Illegal bank practices regarding wrongful foreclosures and robo-signing practices continue to be discovered on a daily basis. In the majority of cases up to this point, it has been found that the banks have been using fraudulent robo-signed documents in order to assign the mortgage just prior to commencing foreclosure proceedings, attempting to create a paper trail that was never there. These issues create their own sets of problems when a bank that does not have a legal standing to foreclose on a property, with the previous owner that was foreclosed and evicted still having legal ownership rights to their property.
There is also another secondary problem with these fraudulent robo-signed documents when they are used as a lien release or satisfaction of prior mortgage due to a homeowner refinancing their mortgage.
The homeowner does not actually "refinance" their mortgage. Instead, the homeowner takes out a new mortgage loan and the previous loan is paid off or "satisfied" via a lien release. This satisfaction of mortgage document needs to be recorded against the property in the County Recorder's Office where the property is located.
THE PAPERWORK WAS NOT COMPLETED WHEN THE MORTGAGE CHANGED HANDS VIA MORTGAGE ASSIGNMENT. THE PAPERWORK ALSO WAS NOT COMPLETED WHEN THE PREVIOUS MORTGAGE WAS SATISFIED THROUGH LIEN RELEASE. THE BANKS ARE NOW USING FRAUDULENT ROBO-SIGNED DOCUMENTS AS LIEN RELEASES TO CREATE THE PAPER TRAIL THAT WAS NEVER THERE. THE END RESULT IS THAT THE PREVIOUS MORTGAGE IS STILL A VALID LIEN AND WHICH CREATES A "CLOUD" ON THE TITLE OF THE PROPERTY. The homeowner has no clue that this is an issue until a title search is done on the property when the homeowner wishes to sell the property or refinance.

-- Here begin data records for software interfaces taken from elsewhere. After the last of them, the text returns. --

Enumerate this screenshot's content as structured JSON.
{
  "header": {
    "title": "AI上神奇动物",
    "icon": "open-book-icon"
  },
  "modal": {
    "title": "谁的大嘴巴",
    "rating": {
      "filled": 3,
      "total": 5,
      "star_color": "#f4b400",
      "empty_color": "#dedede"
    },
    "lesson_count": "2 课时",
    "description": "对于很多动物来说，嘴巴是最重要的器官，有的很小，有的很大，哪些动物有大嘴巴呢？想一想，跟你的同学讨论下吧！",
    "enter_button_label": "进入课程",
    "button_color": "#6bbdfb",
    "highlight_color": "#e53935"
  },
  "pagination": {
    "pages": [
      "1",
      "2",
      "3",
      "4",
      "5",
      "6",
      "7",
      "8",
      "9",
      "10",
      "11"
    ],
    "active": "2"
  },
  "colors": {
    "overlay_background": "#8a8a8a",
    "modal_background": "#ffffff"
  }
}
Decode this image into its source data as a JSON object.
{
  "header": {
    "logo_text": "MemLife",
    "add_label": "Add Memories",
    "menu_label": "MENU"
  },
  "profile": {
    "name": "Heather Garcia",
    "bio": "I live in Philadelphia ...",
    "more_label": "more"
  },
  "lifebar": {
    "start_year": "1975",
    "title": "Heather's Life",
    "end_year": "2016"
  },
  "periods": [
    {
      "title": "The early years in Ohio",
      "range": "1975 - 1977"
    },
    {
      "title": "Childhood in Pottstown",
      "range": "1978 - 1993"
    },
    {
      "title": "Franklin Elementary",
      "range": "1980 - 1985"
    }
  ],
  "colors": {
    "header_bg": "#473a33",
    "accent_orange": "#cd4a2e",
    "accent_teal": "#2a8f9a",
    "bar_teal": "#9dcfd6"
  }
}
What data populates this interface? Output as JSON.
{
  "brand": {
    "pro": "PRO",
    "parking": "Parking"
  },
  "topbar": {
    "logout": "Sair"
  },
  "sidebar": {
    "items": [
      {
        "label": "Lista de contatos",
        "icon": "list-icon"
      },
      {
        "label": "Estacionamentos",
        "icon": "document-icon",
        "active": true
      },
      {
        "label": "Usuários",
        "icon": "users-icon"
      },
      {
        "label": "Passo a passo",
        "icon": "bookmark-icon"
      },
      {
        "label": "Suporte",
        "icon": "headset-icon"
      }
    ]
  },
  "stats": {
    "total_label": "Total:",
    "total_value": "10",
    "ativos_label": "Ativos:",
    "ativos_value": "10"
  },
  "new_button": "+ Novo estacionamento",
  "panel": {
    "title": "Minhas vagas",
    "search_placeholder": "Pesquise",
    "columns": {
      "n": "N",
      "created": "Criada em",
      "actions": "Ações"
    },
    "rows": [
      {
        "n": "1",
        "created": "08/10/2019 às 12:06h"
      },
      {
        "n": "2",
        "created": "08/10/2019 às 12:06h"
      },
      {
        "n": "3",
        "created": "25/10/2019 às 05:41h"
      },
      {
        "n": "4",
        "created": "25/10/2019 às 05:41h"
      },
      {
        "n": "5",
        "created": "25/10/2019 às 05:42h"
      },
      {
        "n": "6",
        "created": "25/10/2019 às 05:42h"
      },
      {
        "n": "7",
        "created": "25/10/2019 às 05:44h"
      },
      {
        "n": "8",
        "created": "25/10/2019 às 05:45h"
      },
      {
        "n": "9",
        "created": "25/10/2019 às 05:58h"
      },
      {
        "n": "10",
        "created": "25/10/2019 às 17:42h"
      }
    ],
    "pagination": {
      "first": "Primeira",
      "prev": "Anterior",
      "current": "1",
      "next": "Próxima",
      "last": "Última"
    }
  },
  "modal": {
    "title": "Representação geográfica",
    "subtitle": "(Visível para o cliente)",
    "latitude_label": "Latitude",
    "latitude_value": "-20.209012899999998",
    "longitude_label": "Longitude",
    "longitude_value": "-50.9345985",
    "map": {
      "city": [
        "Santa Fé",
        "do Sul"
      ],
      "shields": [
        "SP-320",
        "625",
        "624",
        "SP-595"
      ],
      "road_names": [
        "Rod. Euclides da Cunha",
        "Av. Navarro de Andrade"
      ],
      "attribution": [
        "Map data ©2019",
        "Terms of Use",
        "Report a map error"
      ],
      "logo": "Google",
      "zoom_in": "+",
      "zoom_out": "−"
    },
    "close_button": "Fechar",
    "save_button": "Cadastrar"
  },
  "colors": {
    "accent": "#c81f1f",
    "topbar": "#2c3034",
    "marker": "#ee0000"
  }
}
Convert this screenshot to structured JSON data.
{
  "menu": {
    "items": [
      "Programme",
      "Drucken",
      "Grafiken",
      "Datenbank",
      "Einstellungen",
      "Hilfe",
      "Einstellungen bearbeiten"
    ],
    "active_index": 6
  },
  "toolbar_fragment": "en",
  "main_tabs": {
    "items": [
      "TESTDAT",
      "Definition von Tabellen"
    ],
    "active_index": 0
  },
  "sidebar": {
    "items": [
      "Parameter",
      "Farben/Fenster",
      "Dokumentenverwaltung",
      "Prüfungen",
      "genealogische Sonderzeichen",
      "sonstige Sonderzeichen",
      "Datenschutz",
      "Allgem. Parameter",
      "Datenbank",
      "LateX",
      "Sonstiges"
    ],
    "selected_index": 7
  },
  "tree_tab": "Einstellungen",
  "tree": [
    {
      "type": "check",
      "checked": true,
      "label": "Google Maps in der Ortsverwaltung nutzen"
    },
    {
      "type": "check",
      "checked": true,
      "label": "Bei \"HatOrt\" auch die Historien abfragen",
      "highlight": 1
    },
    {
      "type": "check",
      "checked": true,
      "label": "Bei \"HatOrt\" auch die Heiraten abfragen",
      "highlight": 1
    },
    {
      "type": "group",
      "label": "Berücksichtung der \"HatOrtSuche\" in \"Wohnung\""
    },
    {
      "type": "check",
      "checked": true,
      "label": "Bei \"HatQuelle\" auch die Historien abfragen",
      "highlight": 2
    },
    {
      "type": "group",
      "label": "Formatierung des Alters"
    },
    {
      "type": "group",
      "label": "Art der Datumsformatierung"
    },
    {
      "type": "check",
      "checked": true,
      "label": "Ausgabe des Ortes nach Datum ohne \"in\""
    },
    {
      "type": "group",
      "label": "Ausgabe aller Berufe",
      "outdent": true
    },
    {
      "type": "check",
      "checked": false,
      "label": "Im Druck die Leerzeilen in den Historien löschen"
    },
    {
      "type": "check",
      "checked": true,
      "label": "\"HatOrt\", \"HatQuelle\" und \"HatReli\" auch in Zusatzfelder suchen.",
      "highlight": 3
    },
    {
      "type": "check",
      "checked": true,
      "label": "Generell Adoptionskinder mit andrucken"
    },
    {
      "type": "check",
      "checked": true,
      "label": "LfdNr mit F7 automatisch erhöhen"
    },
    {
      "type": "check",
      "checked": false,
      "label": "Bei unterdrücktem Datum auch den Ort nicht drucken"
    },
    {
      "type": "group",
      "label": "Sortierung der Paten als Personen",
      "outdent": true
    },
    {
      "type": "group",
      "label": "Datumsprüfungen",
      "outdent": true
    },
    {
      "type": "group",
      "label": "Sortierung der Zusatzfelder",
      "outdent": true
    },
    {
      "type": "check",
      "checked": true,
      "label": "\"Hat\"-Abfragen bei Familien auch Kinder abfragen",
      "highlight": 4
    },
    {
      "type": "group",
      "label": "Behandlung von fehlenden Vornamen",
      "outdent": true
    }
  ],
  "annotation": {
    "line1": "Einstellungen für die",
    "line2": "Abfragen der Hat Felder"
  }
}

In what should come as no big surprise, these problems stem from sloppy recordkeeping during the housing boom. As the demand for these mortgages grew, along with the investors' appetite for risk and profit, crucial legal procedures regarding recording requirements for property ownership (which vary from state to state) were overlooked.
This could potentially correctable if the homeowner discovers the issue early enough, and the correct "bank" is actually still in business and is not defunct. An even better scenario for the homeowner would be if the mortgage was taken out from the local bank, and the mortgage was not sold off into the secondary market to be owned by global investors. In these instances, a new "corrective" lien release or satisfaction of mortgage would be drafted by the correct parties, using the correct signatures. Otherwise, it will could be difficult if not impossible to obtain the authorized signatures in order to correct the documents. In these instances, a court action to Quiet Title would be needed to obtain a court order to determine ownership rights.
It is HIGHLY recommended that any homeowner with a mortgage refinance in the past decade review ALL documentation regarding these transactions (preferably through an Attorney familiar with local property law in your state) to ensure that the previous mortgage was properly satisfied and released. It is better to find these issues now rather than later, and run the risk of not being able to sell the property due to a valid lien that is still on the title record.